ASSIGNED TASK
Which lines of the records contain "JSON"? Collect every one of them.

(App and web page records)
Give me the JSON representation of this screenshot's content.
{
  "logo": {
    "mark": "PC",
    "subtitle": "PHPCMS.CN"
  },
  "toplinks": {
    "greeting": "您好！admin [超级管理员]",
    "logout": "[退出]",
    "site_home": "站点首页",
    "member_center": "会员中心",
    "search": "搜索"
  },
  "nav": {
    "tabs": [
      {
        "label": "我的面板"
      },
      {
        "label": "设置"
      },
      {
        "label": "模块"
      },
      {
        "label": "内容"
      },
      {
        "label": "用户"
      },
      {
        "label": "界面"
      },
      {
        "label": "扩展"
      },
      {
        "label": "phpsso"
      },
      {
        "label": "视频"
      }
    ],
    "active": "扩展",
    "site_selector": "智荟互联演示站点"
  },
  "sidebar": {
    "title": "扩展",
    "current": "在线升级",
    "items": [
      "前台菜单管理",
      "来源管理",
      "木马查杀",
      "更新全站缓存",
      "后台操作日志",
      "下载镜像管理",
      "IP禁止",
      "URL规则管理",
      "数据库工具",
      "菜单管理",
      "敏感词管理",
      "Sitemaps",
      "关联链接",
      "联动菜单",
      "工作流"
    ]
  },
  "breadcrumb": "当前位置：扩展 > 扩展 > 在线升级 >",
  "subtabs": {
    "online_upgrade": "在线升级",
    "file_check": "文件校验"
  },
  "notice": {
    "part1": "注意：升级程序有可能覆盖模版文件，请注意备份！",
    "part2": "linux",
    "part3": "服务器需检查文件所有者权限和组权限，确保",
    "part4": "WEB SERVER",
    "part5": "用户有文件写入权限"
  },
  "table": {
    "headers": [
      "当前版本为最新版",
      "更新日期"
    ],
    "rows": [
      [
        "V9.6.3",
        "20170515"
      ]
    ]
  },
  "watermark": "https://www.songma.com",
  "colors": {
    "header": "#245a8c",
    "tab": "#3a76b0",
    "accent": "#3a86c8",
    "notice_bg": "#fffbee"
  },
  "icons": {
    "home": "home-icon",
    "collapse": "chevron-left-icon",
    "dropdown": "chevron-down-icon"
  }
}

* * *

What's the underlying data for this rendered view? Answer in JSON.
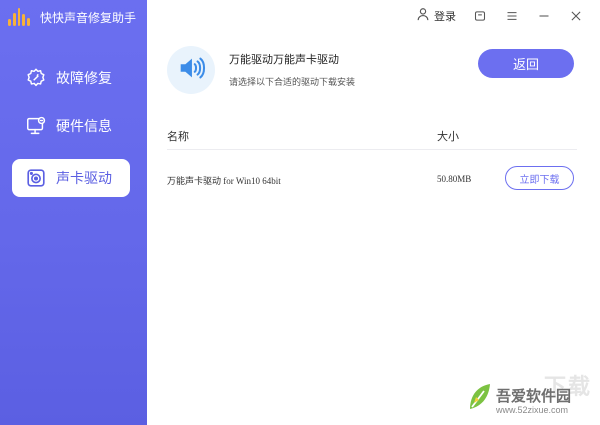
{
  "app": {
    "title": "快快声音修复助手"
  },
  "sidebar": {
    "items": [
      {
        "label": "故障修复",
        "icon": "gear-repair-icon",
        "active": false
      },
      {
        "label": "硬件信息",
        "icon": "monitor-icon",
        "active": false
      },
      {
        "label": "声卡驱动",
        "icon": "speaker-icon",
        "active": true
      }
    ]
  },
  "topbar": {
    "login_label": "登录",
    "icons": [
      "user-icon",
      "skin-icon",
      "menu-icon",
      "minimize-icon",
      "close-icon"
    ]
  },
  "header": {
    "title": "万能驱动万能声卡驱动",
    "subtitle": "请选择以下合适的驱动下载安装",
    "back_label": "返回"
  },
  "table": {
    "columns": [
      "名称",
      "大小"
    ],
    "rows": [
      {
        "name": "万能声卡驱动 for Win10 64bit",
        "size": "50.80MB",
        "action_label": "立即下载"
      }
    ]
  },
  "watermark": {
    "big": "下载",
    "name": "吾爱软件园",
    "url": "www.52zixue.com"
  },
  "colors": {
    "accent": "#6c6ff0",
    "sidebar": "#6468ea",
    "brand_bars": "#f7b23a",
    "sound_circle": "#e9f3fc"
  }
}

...

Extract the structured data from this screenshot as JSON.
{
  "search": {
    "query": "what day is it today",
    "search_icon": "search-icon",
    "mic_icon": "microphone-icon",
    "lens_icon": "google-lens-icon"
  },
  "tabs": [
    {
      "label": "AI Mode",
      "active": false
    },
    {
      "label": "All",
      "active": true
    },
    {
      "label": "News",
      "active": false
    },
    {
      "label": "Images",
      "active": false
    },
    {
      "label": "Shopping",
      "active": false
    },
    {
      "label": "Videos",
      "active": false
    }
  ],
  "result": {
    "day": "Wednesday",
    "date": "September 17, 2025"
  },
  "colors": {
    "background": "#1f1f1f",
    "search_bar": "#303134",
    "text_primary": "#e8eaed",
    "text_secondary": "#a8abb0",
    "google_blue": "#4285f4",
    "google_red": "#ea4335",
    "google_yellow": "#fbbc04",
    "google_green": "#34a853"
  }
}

ANSWER TO THIS PROBLEM
Give me the JSON representation of this screenshot's content.
What's the underlying data for this rendered view? Answer in JSON.
Extract the structured data from this screenshot as JSON.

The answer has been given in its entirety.